Decoding the Possibilities: Growing Vocal Chords in a Petri Dish and Their Silent Potential

In the realm of scientific research, the possibilities are endless. One such possibility that has been making waves in the scientific community is the potential to grow vocal cords in a petri dish. This concept, while seemingly outlandish, could have profound implications for individuals suffering from vocal cord damage or disease. But would these lab-grown vocal cords actually be able to produce sound? Let’s delve into this fascinating topic and decode the possibilities.

The Science Behind Growing Vocal Cords

Scientists have been experimenting with tissue engineering for years, with the goal of creating functional organs and tissues in the lab. Vocal cords are a complex structure made up of muscle, ligament, and a unique type of epithelial tissue that vibrates to produce sound. Growing them in a petri dish involves using stem cells to create these different types of tissue, which are then combined in a specific way to mimic the structure of natural vocal cords.

Can Lab-Grown Vocal Cords Produce Sound?

While the science behind growing vocal cords is fascinating, the question on everyone’s mind is whether these lab-grown tissues can actually produce sound. The answer, according to preliminary research, is a tentative yes. In a study published in Science Translational Medicine, researchers were able to grow vocal cord tissue that vibrated and produced sound when air was passed over it. However, the sound was not as complex or nuanced as that produced by natural vocal cords, indicating that there is still much work to be done in this area.

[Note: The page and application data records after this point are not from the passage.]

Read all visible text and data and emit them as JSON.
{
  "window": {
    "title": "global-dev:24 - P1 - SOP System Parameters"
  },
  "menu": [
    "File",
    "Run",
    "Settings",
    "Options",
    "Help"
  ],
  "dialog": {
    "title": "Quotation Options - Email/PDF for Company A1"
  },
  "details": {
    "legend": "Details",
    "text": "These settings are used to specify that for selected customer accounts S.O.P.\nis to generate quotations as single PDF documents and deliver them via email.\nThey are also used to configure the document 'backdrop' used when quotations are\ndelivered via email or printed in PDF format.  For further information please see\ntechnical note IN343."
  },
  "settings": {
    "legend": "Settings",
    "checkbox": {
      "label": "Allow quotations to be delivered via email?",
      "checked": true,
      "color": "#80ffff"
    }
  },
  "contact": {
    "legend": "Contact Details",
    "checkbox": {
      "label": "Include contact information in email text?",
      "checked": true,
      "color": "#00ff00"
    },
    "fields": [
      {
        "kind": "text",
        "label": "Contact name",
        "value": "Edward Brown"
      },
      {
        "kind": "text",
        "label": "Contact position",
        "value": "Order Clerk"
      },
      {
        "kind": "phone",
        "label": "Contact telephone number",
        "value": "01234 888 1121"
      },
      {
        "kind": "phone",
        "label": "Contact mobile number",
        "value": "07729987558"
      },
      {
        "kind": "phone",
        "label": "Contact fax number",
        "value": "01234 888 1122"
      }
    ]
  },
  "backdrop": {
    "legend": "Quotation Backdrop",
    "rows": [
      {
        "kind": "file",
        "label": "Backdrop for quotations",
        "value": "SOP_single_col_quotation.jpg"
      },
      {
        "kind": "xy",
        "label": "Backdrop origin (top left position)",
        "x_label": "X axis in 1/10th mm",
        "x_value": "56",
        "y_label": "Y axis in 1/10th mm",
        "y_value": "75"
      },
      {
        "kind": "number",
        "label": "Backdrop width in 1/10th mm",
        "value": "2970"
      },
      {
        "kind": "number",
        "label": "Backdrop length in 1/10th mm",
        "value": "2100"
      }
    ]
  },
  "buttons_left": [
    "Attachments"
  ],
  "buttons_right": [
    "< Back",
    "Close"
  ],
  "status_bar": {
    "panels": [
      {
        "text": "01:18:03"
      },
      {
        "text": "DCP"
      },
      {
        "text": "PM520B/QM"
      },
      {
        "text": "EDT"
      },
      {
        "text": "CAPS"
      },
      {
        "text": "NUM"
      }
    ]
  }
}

The Potential Applications

The potential applications of lab-grown vocal cords are vast. They could be used to treat individuals with vocal cord damage or disease, providing a potential cure for conditions that currently have limited treatment options. Additionally, they could be used in research to better understand the intricacies of vocal cord function and disease.

  • Medical Treatment: For individuals suffering from vocal cord paralysis, scarring, or other forms of damage, lab-grown vocal cords could provide a revolutionary new treatment option. Instead of relying on voice therapy or surgery, which often have limited success, patients could potentially receive a transplant of lab-grown vocal cords.

  • Research Tool: Lab-grown vocal cords could also serve as a valuable tool for researchers. They could be used to study the effects of disease on vocal cord tissue, test new treatments, and gain a better understanding of vocal cord function.


While the idea of growing vocal cords in a petri dish may seem like science fiction, it is a very real possibility that could have profound implications for both medical treatment and research. As scientists continue to refine this technique and explore its potential, we may soon find that the results do indeed speak for themselves.